Aim of the exercise - In the entries below, work out how many lines include "placeholder", and write only that number.

Stored data:
BEGIN
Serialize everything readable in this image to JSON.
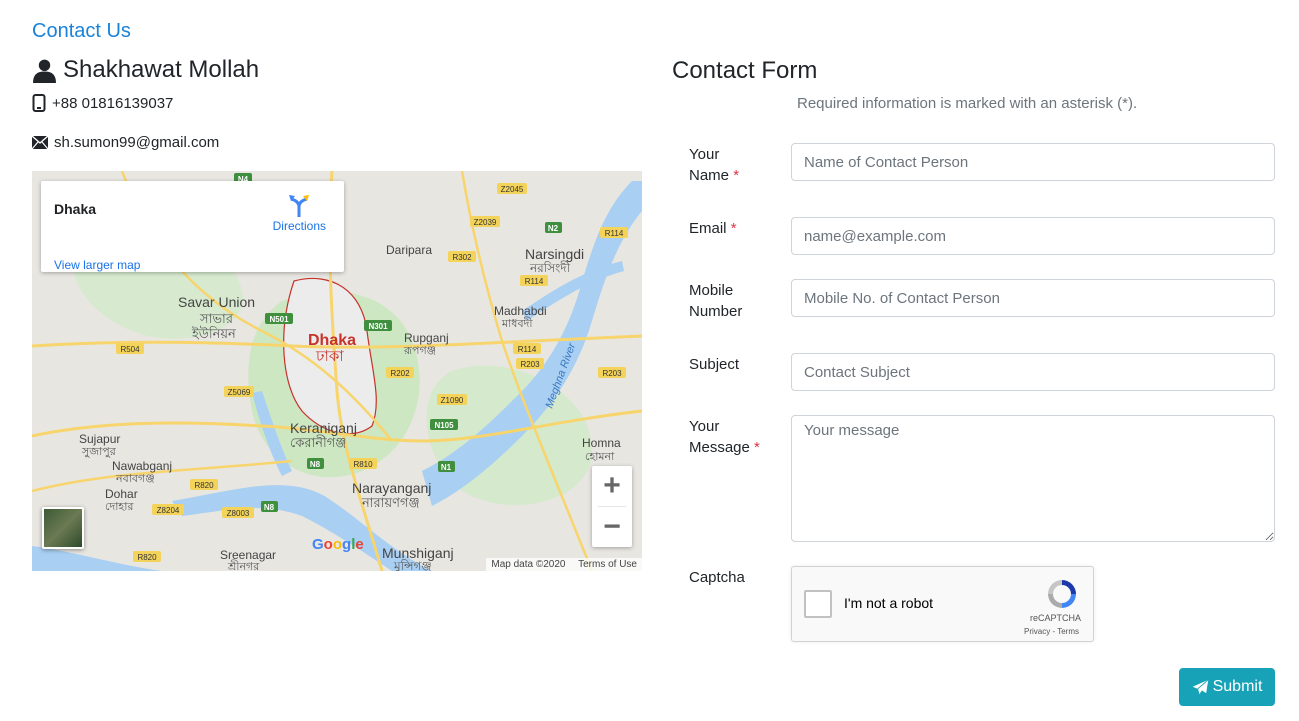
{
  "page": {
    "breadcrumb": "Contact Us"
  },
  "contact": {
    "name": "Shakhawat Mollah",
    "phone": "+88 01816139037",
    "email": "sh.sumon99@gmail.com",
    "icons": [
      "user-icon",
      "mobile-icon",
      "envelope-icon"
    ]
  },
  "map": {
    "place": "Dhaka",
    "directions_label": "Directions",
    "larger_map_label": "View larger map",
    "zoom_in": "+",
    "zoom_out": "−",
    "logo": "Google",
    "attribution": "Map data ©2020",
    "terms": "Terms of Use",
    "labels": [
      {
        "text": "Savar Union",
        "cls": "city"
      },
      {
        "text": "সাভার",
        "cls": "city-bn"
      },
      {
        "text": "ইউনিয়ন",
        "cls": "city-bn"
      },
      {
        "text": "Dhaka",
        "cls": "capital"
      },
      {
        "text": "ঢাকা",
        "cls": "capital-bn"
      },
      {
        "text": "Keraniganj",
        "cls": "city"
      },
      {
        "text": "কেরানীগঞ্জ",
        "cls": "city-bn"
      },
      {
        "text": "Narayanganj",
        "cls": "city"
      },
      {
        "text": "নারায়ণগঞ্জ",
        "cls": "city-bn"
      },
      {
        "text": "Munshiganj",
        "cls": "city"
      },
      {
        "text": "মুন্সিগঞ্জ",
        "cls": "city-bn"
      },
      {
        "text": "Narsingdi",
        "cls": "city"
      },
      {
        "text": "নরসিংদী",
        "cls": "city-bn"
      },
      {
        "text": "Madhabdi",
        "cls": "town"
      },
      {
        "text": "মাধবদী",
        "cls": "town-bn"
      },
      {
        "text": "Daripara",
        "cls": "town"
      },
      {
        "text": "Rupganj",
        "cls": "town"
      },
      {
        "text": "রূপগঞ্জ",
        "cls": "town-bn"
      },
      {
        "text": "Sujapur",
        "cls": "town"
      },
      {
        "text": "সুজাপুর",
        "cls": "town-bn"
      },
      {
        "text": "Nawabganj",
        "cls": "town"
      },
      {
        "text": "নবাবগঞ্জ",
        "cls": "town-bn"
      },
      {
        "text": "Dohar",
        "cls": "town"
      },
      {
        "text": "দোহার",
        "cls": "town-bn"
      },
      {
        "text": "Sreenagar",
        "cls": "town"
      },
      {
        "text": "শ্রীনগর",
        "cls": "town-bn"
      },
      {
        "text": "Homna",
        "cls": "town"
      },
      {
        "text": "হোমনা",
        "cls": "town-bn"
      },
      {
        "text": "Meghna River",
        "cls": "river"
      }
    ],
    "roads": [
      {
        "text": "N4",
        "color": "#3f8f3f"
      },
      {
        "text": "Z2045",
        "color": "#f3d35a"
      },
      {
        "text": "Z2039",
        "color": "#f3d35a"
      },
      {
        "text": "N2",
        "color": "#3f8f3f"
      },
      {
        "text": "R114",
        "color": "#f3d35a"
      },
      {
        "text": "R302",
        "color": "#f3d35a"
      },
      {
        "text": "R114",
        "color": "#f3d35a"
      },
      {
        "text": "N501",
        "color": "#3f8f3f"
      },
      {
        "text": "N301",
        "color": "#3f8f3f"
      },
      {
        "text": "R504",
        "color": "#f3d35a"
      },
      {
        "text": "R114",
        "color": "#f3d35a"
      },
      {
        "text": "R203",
        "color": "#f3d35a"
      },
      {
        "text": "R202",
        "color": "#f3d35a"
      },
      {
        "text": "R203",
        "color": "#f3d35a"
      },
      {
        "text": "Z5069",
        "color": "#f3d35a"
      },
      {
        "text": "Z1090",
        "color": "#f3d35a"
      },
      {
        "text": "N105",
        "color": "#3f8f3f"
      },
      {
        "text": "N8",
        "color": "#3f8f3f"
      },
      {
        "text": "R810",
        "color": "#f3d35a"
      },
      {
        "text": "N1",
        "color": "#3f8f3f"
      },
      {
        "text": "R820",
        "color": "#f3d35a"
      },
      {
        "text": "Z8204",
        "color": "#f3d35a"
      },
      {
        "text": "Z8003",
        "color": "#f3d35a"
      },
      {
        "text": "N8",
        "color": "#3f8f3f"
      },
      {
        "text": "R820",
        "color": "#f3d35a"
      }
    ]
  },
  "form": {
    "title": "Contact Form",
    "required_note": "Required information is marked with an asterisk (*).",
    "asterisk": "*",
    "fields": {
      "name": {
        "label_line1": "Your",
        "label_line2": "Name",
        "placeholder": "Name of Contact Person",
        "required": true
      },
      "email": {
        "label_line1": "Email",
        "placeholder": "name@example.com",
        "required": true
      },
      "mobile": {
        "label_line1": "Mobile",
        "label_line2": "Number",
        "placeholder": "Mobile No. of Contact Person",
        "required": false
      },
      "subject": {
        "label_line1": "Subject",
        "placeholder": "Contact Subject",
        "required": false
      },
      "message": {
        "label_line1": "Your",
        "label_line2": "Message",
        "placeholder": "Your message",
        "required": true
      }
    },
    "captcha": {
      "label": "Captcha",
      "checkbox_label": "I'm not a robot",
      "brand": "reCAPTCHA",
      "terms": "Privacy - Terms"
    },
    "submit_label": "Submit",
    "submit_icon": "paper-plane-icon",
    "colors": {
      "accent": "#17a2b8",
      "link": "#1a82d8",
      "required": "#dc3545"
    }
  }
}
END
Solution - 5